Task goal:
Find and return every line of the data that contains the word "КВВГ".

————————

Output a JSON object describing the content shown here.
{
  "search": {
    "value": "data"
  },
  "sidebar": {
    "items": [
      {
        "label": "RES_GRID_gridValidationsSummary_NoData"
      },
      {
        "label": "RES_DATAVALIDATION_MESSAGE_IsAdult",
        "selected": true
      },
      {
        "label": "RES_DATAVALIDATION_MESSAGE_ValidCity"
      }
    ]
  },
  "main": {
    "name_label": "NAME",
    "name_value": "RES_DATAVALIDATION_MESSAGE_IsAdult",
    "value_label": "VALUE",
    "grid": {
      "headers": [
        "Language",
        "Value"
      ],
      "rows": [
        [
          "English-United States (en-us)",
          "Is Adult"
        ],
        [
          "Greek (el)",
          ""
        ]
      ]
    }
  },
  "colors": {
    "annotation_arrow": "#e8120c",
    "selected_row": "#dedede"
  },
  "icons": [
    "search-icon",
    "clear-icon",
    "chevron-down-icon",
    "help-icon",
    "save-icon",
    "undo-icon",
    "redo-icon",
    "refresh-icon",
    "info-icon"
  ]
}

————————

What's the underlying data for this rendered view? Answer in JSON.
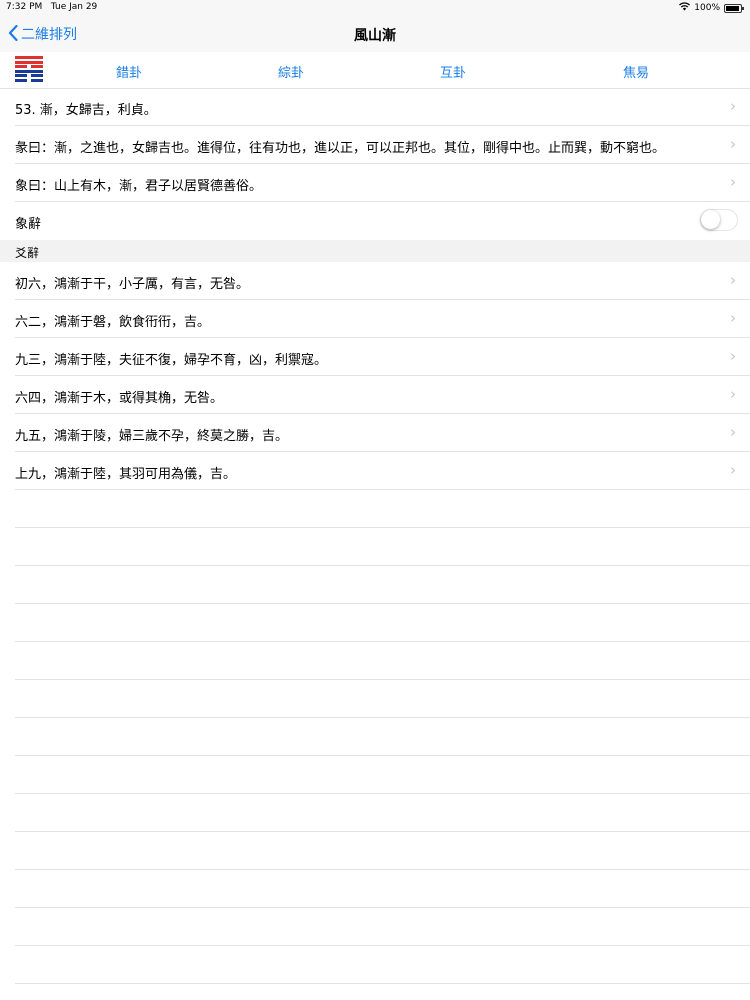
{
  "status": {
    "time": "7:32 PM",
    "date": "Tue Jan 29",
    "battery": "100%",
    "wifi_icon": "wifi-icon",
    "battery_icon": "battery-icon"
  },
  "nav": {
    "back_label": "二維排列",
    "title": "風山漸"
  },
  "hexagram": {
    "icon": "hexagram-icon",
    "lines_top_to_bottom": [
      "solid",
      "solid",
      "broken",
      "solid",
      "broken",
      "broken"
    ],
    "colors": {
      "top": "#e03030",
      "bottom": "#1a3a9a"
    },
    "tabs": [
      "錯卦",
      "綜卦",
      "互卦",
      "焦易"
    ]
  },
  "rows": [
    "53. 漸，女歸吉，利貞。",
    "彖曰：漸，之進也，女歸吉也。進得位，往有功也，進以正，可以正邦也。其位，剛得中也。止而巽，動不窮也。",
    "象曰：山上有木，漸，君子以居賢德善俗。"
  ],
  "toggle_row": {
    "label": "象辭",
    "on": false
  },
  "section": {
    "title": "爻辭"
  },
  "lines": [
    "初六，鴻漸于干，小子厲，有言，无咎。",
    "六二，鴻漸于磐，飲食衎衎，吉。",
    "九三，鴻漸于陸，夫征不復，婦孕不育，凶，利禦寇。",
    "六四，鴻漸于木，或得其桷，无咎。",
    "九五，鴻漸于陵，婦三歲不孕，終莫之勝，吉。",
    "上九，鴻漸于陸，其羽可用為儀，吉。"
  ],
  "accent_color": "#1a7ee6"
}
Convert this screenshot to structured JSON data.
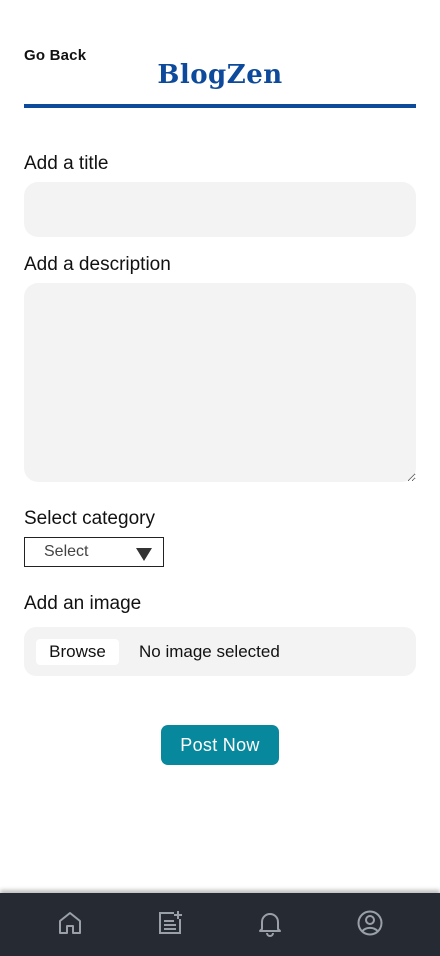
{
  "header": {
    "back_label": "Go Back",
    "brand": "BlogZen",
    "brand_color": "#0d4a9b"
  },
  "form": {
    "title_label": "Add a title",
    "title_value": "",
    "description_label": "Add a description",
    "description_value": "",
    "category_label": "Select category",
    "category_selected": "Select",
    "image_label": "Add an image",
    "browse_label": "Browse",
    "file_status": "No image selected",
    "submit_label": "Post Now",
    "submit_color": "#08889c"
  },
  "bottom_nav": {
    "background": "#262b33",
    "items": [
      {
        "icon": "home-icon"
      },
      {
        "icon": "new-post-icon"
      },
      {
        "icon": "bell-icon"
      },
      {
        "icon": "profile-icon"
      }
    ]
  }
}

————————

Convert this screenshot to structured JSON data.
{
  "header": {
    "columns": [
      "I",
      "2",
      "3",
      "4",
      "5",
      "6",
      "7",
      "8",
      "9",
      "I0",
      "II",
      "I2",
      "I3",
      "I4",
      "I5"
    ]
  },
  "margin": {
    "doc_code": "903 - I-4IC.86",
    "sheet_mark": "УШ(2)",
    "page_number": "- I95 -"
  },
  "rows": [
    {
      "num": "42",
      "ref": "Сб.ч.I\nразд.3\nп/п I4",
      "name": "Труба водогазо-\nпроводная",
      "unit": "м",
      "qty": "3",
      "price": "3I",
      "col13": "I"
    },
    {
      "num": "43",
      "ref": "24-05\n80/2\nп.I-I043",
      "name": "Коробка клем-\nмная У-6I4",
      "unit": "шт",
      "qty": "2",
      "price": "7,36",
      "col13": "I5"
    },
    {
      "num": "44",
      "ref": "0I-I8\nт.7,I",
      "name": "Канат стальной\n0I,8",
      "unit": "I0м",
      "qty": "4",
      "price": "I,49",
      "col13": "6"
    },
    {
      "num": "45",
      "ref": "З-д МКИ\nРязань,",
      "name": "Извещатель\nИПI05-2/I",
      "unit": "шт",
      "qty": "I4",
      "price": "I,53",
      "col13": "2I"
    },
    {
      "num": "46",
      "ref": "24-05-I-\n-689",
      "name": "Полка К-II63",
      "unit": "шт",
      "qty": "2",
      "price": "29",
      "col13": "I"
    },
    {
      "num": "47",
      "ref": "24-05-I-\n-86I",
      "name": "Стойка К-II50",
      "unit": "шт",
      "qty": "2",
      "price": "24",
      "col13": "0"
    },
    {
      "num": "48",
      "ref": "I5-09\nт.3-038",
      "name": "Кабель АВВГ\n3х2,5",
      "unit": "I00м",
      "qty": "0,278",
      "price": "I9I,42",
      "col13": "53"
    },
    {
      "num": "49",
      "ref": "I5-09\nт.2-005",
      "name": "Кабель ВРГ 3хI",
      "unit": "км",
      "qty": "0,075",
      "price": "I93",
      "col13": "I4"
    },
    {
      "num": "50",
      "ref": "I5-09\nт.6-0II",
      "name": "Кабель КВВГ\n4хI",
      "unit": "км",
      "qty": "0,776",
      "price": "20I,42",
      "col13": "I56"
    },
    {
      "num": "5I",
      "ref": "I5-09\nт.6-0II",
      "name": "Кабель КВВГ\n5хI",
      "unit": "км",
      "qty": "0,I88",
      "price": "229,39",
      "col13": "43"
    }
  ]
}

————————

Written response:
      "name": "Кабель КВВГ\n4хI",
      "name": "Кабель КВВГ\n5хI",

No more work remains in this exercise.